A shortage of scientists, engineers, doctors and IT-skilled workers coupled with relatively easier immigration rules, safety and an assured work-life
balance, Germany is now trumping over the historically favourite USA as the land of opportunities for Telugus. But it comes with its own set of challenges.
“We are the first-generation Telugus here. When we were younger, one didn’t aspire to come to Germany. I came here as part of an assignment for three weeks. Now, 12 years later, here I am, a citizen of this country! We continue to find ways to stay connected to our roots and culture,” says Pradeep Goud, an IT engineer from Hyderabad.
With a stark language barrier, no previous template like the American Telugu associations to build on, it is upon this “first-generation” to connect dots and weave a community fabric. But why is it so incumbent to have a community?
Ramu Gottikonda, 42, from Guntur has an anecdote to answer that. “The first time I landed in Germany, the air was bone chilling. I was not used to these temperatures or the food. My wife and I struggled to find food, even simple plain rice because a decade ago, there were hardly any south Indians here. Recently, we walked by a couple who were speaking Telugu and were struggling to find some palatable food. We immediately went over and helped them with details and addresses of stores etc. That’s what a network or a community does. It comes to your aid because it understands the situation you are in is not petty.”
Food, festivals, language and sports are the threads that bind these families and help keep homesickness at bay. From Sankranti to Bathukamma, each occasion is an excuse to dress up in traditional attire, cook festive delicacies and remind oneself of the tradition of folk songs, dance and stories. While plans to formally register a Telugu association are in the pipeline, coordination continues through several WhatsApp groups, (there is one named in fond memory of every Hyderbadi’s favourite food “The Biryani Club”), where members connect, plan and organise events to celebrate Telugu diversity. And if such a huge Telugu Diaspora is here, can Tollywood be far behind?
From travelling almost 200 kms to Munich where Telugu movies were screened to organising screenings in their own city, cine-lovers here have not let their stars down.
“We screen a lot of popular movies like Agnathavasi, Bharat Ane Nenu, Rangasthalam, Mahanati and many more. It is also a way to know how many Telugu families are there around. In the first instance, we were expecting about 50-75 people but were overwhelmed when it crossed 200. We now have a limit of 120 tickets,” says Ramu Gottikonda.

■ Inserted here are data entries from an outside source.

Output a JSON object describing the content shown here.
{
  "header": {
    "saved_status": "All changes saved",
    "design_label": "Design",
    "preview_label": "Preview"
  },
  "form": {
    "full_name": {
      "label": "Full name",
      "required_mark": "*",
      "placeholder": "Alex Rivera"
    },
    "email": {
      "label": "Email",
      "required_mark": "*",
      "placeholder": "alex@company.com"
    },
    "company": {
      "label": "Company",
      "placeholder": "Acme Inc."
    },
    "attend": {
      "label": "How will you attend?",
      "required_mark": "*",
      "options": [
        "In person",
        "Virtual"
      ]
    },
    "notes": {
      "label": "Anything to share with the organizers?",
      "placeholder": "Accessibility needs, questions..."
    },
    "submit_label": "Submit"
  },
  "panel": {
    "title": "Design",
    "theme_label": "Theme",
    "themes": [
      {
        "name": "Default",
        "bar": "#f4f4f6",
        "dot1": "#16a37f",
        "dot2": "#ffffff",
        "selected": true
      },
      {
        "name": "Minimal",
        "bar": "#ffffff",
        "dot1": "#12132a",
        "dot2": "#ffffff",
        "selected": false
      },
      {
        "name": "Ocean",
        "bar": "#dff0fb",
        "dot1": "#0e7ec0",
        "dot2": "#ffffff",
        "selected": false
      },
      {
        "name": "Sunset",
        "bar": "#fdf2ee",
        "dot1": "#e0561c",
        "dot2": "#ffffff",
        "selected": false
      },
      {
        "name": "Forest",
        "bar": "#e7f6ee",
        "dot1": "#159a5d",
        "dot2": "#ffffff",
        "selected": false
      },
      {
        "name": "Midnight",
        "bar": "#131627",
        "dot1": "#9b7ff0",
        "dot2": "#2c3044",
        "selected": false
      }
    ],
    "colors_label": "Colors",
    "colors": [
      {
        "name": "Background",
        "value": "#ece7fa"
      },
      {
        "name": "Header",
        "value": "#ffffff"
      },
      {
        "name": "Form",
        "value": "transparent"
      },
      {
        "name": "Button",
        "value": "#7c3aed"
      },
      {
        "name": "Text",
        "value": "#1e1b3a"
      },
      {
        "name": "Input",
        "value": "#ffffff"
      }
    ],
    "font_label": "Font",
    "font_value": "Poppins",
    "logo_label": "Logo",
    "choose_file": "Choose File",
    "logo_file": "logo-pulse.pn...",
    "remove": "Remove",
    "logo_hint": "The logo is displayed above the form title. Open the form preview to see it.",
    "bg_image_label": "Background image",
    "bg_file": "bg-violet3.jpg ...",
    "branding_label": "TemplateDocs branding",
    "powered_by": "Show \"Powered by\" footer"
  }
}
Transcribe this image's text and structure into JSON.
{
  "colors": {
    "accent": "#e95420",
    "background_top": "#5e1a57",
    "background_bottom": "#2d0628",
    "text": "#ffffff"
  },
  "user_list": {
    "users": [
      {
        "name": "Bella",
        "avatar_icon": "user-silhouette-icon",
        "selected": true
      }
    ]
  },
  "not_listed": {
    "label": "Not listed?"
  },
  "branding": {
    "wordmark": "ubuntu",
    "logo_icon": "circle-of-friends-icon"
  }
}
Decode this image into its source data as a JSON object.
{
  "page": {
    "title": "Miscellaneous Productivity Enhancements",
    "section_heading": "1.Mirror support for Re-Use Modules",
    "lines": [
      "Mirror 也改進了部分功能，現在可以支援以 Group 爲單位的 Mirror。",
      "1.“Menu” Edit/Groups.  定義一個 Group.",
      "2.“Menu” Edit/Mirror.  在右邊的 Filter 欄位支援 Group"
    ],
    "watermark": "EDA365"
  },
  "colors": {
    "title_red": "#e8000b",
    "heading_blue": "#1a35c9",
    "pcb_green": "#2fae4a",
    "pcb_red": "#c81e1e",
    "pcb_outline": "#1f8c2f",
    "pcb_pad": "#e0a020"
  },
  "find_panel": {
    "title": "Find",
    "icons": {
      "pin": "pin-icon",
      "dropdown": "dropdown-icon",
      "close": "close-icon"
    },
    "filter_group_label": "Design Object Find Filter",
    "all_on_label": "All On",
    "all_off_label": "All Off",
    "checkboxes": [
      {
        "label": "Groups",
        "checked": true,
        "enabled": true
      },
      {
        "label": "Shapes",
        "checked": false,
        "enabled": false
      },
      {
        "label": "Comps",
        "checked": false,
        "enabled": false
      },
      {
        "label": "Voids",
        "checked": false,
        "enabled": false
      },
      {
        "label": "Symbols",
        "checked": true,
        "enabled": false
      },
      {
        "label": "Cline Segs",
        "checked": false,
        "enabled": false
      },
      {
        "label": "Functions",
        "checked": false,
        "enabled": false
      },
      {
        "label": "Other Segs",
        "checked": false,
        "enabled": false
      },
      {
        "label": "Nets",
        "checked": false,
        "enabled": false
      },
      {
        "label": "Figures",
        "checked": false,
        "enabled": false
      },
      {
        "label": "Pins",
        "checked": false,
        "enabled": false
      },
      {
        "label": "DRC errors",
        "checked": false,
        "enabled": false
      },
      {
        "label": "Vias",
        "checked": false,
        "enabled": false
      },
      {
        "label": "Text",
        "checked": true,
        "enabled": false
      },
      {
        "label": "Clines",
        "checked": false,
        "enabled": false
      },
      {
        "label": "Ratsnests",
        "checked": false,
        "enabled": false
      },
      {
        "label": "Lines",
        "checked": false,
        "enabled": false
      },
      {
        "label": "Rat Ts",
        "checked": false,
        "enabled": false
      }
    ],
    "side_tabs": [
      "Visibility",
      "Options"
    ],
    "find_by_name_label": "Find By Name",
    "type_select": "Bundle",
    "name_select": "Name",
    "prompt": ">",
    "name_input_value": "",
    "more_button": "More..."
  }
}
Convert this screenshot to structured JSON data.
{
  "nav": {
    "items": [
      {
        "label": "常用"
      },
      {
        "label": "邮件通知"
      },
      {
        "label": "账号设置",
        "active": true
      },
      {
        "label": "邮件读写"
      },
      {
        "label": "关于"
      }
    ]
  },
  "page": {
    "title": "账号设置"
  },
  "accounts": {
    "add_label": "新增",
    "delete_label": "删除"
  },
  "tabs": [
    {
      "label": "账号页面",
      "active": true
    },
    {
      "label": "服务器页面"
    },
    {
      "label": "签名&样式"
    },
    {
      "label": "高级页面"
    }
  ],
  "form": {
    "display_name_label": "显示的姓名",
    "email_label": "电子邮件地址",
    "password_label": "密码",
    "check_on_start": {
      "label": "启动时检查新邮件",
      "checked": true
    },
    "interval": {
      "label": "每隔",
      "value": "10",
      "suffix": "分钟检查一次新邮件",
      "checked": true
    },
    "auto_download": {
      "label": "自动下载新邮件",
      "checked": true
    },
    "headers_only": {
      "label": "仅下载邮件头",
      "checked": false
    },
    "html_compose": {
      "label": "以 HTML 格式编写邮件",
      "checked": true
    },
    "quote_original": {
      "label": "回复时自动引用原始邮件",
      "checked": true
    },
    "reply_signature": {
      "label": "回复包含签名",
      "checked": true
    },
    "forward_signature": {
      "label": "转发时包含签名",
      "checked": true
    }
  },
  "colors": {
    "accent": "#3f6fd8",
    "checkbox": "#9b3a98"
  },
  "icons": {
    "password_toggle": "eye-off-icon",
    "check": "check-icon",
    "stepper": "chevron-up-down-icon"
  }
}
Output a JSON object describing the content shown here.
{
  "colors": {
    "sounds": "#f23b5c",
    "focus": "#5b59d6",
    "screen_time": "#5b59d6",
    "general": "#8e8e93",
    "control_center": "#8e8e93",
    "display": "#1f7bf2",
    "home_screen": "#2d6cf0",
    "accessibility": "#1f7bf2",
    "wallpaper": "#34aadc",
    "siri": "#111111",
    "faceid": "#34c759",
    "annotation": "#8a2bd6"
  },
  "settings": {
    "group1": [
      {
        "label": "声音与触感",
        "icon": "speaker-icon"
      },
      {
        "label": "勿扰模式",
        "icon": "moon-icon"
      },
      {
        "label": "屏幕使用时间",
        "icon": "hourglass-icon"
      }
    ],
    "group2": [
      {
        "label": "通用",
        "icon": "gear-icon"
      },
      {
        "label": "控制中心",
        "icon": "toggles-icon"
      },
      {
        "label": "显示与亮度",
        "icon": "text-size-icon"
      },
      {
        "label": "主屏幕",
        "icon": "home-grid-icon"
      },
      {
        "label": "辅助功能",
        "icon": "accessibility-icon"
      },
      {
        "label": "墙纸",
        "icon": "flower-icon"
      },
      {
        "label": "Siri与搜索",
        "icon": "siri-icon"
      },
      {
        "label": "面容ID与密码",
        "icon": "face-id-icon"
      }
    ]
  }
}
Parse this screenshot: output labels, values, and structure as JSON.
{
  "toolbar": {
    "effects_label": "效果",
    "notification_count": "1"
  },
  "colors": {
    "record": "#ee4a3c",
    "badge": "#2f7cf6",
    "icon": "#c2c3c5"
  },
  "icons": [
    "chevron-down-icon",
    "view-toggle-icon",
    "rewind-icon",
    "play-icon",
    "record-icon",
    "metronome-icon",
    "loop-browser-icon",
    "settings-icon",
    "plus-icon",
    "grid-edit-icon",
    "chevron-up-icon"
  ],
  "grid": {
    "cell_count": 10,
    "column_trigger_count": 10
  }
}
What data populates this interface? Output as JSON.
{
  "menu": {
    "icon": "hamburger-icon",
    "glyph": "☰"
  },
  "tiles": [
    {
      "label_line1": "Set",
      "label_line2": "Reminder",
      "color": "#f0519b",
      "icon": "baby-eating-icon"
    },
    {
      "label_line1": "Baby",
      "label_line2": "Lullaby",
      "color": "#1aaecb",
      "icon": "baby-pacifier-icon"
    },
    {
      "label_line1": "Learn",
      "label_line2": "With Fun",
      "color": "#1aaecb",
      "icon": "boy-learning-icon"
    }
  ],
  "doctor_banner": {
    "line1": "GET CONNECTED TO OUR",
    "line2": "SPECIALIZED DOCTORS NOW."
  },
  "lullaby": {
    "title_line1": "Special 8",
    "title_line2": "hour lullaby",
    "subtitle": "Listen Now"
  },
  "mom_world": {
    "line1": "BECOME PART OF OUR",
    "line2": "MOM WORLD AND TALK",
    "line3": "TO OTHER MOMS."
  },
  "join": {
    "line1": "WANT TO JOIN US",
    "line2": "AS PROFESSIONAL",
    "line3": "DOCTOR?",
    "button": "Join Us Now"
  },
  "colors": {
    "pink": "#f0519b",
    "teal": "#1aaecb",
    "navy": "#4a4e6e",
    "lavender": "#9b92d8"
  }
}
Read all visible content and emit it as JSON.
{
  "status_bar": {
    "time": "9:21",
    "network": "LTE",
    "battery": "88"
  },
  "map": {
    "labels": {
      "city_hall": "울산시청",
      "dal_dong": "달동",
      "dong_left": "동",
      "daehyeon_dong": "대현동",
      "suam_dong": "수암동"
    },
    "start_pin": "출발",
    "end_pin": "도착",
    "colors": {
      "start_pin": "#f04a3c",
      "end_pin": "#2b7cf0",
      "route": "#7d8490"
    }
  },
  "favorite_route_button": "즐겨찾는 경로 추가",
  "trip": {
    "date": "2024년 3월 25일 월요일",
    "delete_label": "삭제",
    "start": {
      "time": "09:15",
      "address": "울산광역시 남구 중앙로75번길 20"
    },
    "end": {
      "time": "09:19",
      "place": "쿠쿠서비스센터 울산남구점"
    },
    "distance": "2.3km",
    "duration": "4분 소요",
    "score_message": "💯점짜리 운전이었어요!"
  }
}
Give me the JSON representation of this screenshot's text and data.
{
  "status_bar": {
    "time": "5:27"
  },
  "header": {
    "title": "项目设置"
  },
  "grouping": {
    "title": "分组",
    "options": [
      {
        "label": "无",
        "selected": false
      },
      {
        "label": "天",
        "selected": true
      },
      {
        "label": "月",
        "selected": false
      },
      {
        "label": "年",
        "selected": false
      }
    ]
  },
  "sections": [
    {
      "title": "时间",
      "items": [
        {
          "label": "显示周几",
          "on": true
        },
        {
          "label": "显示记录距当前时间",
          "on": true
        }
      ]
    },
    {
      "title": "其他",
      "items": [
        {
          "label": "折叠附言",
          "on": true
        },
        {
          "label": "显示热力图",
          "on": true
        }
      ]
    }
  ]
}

Living thousands of miles away from homeland, coming together to cheer a Pawan Kalyan action scene, share that story from their village, introduce Telugu culture to their young ones and discuss international and domestic political developments — there is a lot going on in these fledgling communities. In this dichotomy of integrating with their new surroundings while keeping their roots relevant lies the foundation of an association, an association of shared challenges and togetherness.